What you will do: Please print the records below exactly as they are.

Provided entries:
=== Section Start ===

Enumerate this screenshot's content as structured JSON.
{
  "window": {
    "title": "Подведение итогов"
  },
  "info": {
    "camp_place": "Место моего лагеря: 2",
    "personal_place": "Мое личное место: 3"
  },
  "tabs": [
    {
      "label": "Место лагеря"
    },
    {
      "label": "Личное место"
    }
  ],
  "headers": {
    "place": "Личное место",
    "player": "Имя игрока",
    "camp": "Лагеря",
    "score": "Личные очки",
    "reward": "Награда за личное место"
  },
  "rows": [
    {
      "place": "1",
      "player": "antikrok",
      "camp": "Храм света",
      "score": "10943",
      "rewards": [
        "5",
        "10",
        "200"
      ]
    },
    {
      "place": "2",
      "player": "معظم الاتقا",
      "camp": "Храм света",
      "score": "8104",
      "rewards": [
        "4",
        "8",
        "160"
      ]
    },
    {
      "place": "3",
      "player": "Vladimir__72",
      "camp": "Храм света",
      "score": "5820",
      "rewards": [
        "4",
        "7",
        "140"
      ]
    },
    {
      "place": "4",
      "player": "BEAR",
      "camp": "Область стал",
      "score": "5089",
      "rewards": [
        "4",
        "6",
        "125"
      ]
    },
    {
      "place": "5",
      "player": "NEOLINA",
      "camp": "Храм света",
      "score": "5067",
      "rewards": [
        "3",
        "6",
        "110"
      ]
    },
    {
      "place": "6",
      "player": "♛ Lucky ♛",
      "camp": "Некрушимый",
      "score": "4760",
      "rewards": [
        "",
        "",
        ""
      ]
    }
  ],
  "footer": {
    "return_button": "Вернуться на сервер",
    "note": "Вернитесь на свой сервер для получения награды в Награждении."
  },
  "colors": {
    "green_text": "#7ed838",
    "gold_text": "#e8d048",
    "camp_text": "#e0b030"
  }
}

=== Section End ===

Result:
Enumerate this screenshot's content as structured JSON.
{
  "window": {
    "title": "Подведение итогов"
  },
  "info": {
    "camp_place": "Место моего лагеря: 2",
    "personal_place": "Мое личное место: 3"
  },
  "tabs": [
    {
      "label": "Место лагеря"
    },
    {
      "label": "Личное место"
    }
  ],
  "headers": {
    "place": "Личное место",
    "player": "Имя игрока",
    "camp": "Лагеря",
    "score": "Личные очки",
    "reward": "Награда за личное место"
  },
  "rows": [
    {
      "place": "1",
      "player": "antikrok",
      "camp": "Храм света",
      "score": "10943",
      "rewards": [
        "5",
        "10",
        "200"
      ]
    },
    {
      "place": "2",
      "player": "معظم الاتقا",
      "camp": "Храм света",
      "score": "8104",
      "rewards": [
        "4",
        "8",
        "160"
      ]
    },
    {
      "place": "3",
      "player": "Vladimir__72",
      "camp": "Храм света",
      "score": "5820",
      "rewards": [
        "4",
        "7",
        "140"
      ]
    },
    {
      "place": "4",
      "player": "BEAR",
      "camp": "Область стал",
      "score": "5089",
      "rewards": [
        "4",
        "6",
        "125"
      ]
    },
    {
      "place": "5",
      "player": "NEOLINA",
      "camp": "Храм света",
      "score": "5067",
      "rewards": [
        "3",
        "6",
        "110"
      ]
    },
    {
      "place": "6",
      "player": "♛ Lucky ♛",
      "camp": "Некрушимый",
      "score": "4760",
      "rewards": [
        "",
        "",
        ""
      ]
    }
  ],
  "footer": {
    "return_button": "Вернуться на сервер",
    "note": "Вернитесь на свой сервер для получения награды в Награждении."
  },
  "colors": {
    "green_text": "#7ed838",
    "gold_text": "#e8d048",
    "camp_text": "#e0b030"
  }
}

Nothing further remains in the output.